It also depends, I would say. I mean, if we have a new promising product we will file oppositions even if it’s in a market where the product is not yet in use - because it can be the case that it will be in use shortly after. Of course you also try to file the trademarks only in those markets where the product will be sold, but for a promising product, you might also include some markets, which could fall out of interest at a later stage.
But apart from that, we just simply need to make sure that the trademarks are in place in the countries where the product is sold.
6. For a major global product like that, how common is it for a name to be cleared in all markets of interest?
It’s tough. The registries are fully packed with names. I also mentioned that there are some trademark owners who file a lot of names which will not be used. Although they will become attackable for cancellation actions after 3-5 years, they are there for quite a time. I think it’s very challenging and it gets tougher and tougher to find a single global trademark, especially at the level where the agencies need to create hundreds of names, but still it is our first and main goal to have a single global trademark.
7. When should pharma companies announce their new brand names for products?
This is a decision taken by the business. Of course they should not announce the name where later on, on the regulatory or trademark side you see that the name cannot be used. The alignment between trademark department, regulatory, marketing and other business colleagues is crucial. Our colleagues in the marketing departments are asking us whether we have the relevant registrations in place in the most important countries. Of course, these decisions also depend on the project and launch timelines.

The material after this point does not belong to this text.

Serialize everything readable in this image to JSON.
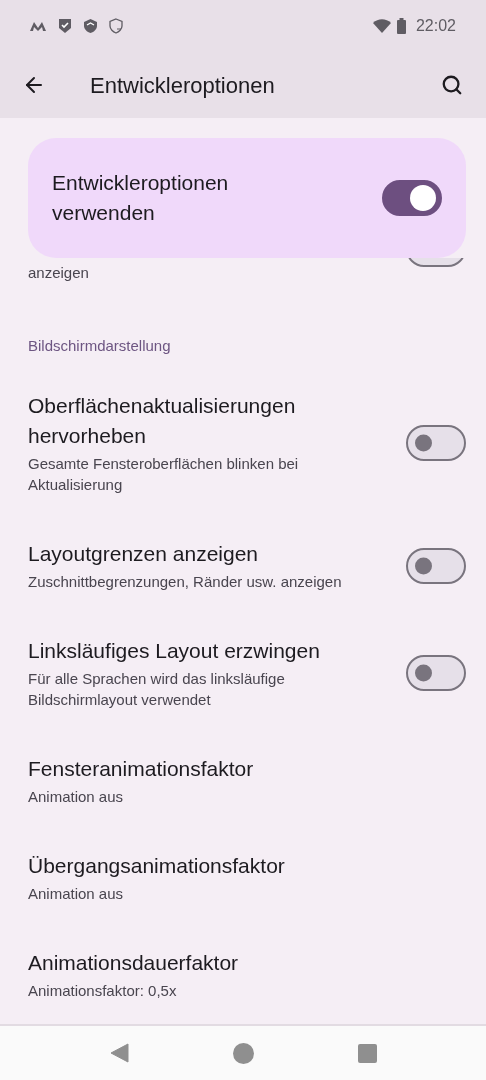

8. Besides searching trademarks within trademark offices in classes 3, 5 and 44, does a screening search for a pharma mark look at other databases? Maybe common law?
We look at common law information. We get this information from service providers. We do preliminary screenings and then consult databases such as TrademarkNow, looking out for potential “killer obstacles”, like identical trademarks or confusingly similar trademarks.

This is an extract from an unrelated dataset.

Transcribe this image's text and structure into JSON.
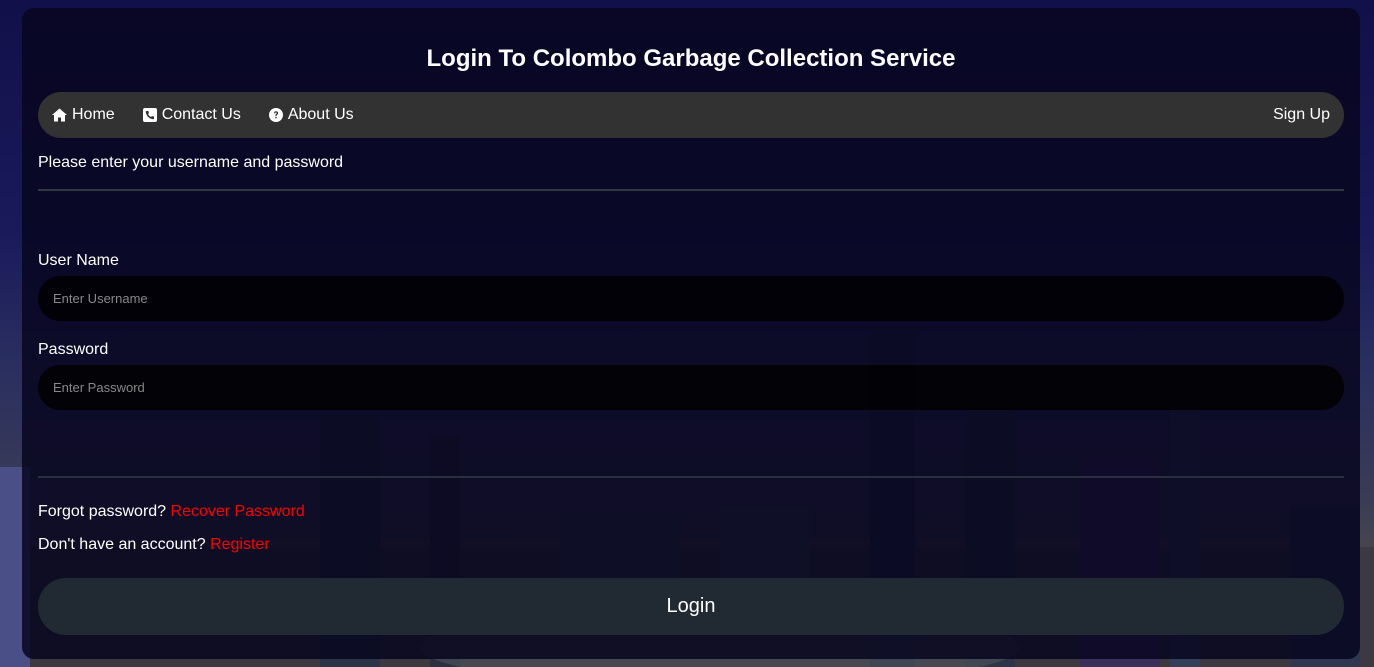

Later, we move on with a small group of names, for which a full screening will be conducted. We receive all the data from our service provider and we go through all the documentation. After having a picture with regard to the risk of each name, the risk report, including a recommendation, is presented to the marketing team.
Our eBook report on “Trademark Activity in the Pharmaceutical Industry” includes a more detailed overview of the Pharma data presented in the webinar with additional data analysis in Pharma-related Nice classes 1,3, 5, 10 and 44 and also includes commentary from our trademark analysts.